## Your goal
Repeat each entry below exactly, omitting any picture it holds.

## Provided information
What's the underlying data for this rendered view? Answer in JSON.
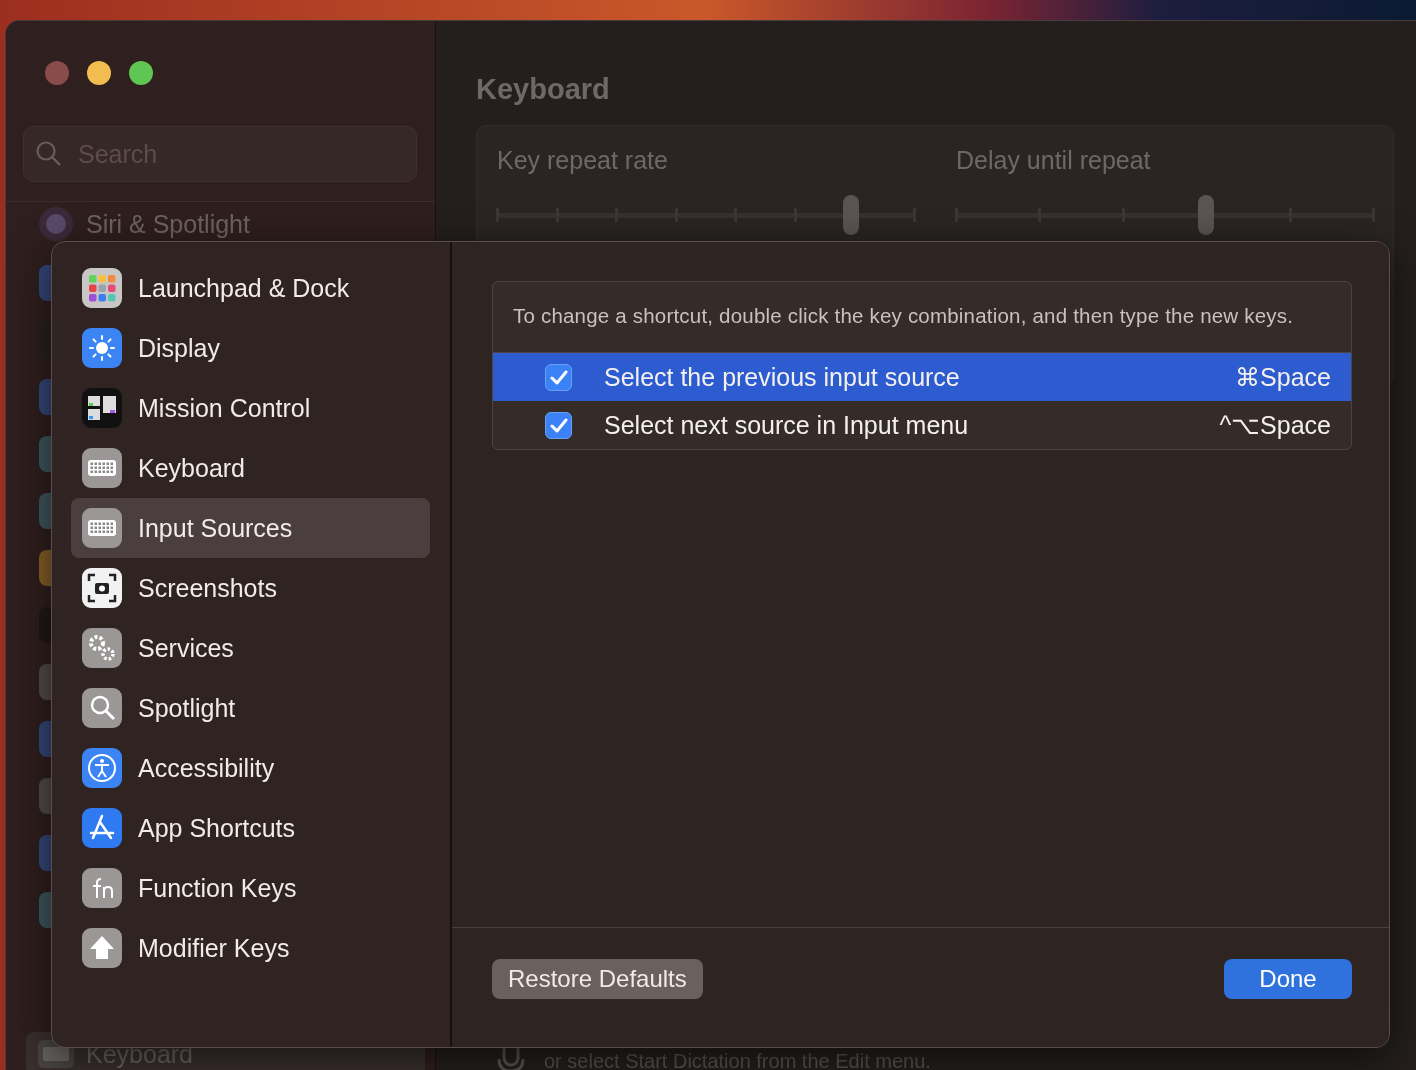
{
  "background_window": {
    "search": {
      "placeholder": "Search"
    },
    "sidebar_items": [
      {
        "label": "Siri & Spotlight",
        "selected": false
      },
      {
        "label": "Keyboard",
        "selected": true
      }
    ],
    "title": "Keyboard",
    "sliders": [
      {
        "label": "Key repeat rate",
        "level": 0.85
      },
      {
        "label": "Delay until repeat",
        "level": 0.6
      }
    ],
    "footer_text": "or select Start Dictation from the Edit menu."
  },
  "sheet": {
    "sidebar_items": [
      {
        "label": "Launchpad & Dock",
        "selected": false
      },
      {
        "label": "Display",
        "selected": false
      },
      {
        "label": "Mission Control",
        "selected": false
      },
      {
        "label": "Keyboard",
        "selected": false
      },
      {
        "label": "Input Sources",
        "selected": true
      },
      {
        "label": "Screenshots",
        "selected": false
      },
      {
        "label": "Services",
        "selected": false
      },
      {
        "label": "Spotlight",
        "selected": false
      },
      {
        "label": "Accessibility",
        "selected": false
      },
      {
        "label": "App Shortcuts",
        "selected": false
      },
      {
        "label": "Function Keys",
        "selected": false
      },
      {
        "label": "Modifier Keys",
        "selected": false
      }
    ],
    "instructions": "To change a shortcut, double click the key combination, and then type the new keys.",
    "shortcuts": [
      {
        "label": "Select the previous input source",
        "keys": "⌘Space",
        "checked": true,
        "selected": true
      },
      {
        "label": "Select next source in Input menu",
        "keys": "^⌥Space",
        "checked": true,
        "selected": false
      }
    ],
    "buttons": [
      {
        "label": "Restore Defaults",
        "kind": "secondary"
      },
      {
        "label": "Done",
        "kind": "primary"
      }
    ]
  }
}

## Solution
What's the underlying data for this rendered view? Answer in JSON.
{
  "background_window": {
    "search": {
      "placeholder": "Search"
    },
    "sidebar_items": [
      {
        "label": "Siri & Spotlight",
        "selected": false
      },
      {
        "label": "Keyboard",
        "selected": true
      }
    ],
    "title": "Keyboard",
    "sliders": [
      {
        "label": "Key repeat rate",
        "level": 0.85
      },
      {
        "label": "Delay until repeat",
        "level": 0.6
      }
    ],
    "footer_text": "or select Start Dictation from the Edit menu."
  },
  "sheet": {
    "sidebar_items": [
      {
        "label": "Launchpad & Dock",
        "selected": false
      },
      {
        "label": "Display",
        "selected": false
      },
      {
        "label": "Mission Control",
        "selected": false
      },
      {
        "label": "Keyboard",
        "selected": false
      },
      {
        "label": "Input Sources",
        "selected": true
      },
      {
        "label": "Screenshots",
        "selected": false
      },
      {
        "label": "Services",
        "selected": false
      },
      {
        "label": "Spotlight",
        "selected": false
      },
      {
        "label": "Accessibility",
        "selected": false
      },
      {
        "label": "App Shortcuts",
        "selected": false
      },
      {
        "label": "Function Keys",
        "selected": false
      },
      {
        "label": "Modifier Keys",
        "selected": false
      }
    ],
    "instructions": "To change a shortcut, double click the key combination, and then type the new keys.",
    "shortcuts": [
      {
        "label": "Select the previous input source",
        "keys": "⌘Space",
        "checked": true,
        "selected": true
      },
      {
        "label": "Select next source in Input menu",
        "keys": "^⌥Space",
        "checked": true,
        "selected": false
      }
    ],
    "buttons": [
      {
        "label": "Restore Defaults",
        "kind": "secondary"
      },
      {
        "label": "Done",
        "kind": "primary"
      }
    ]
  }
}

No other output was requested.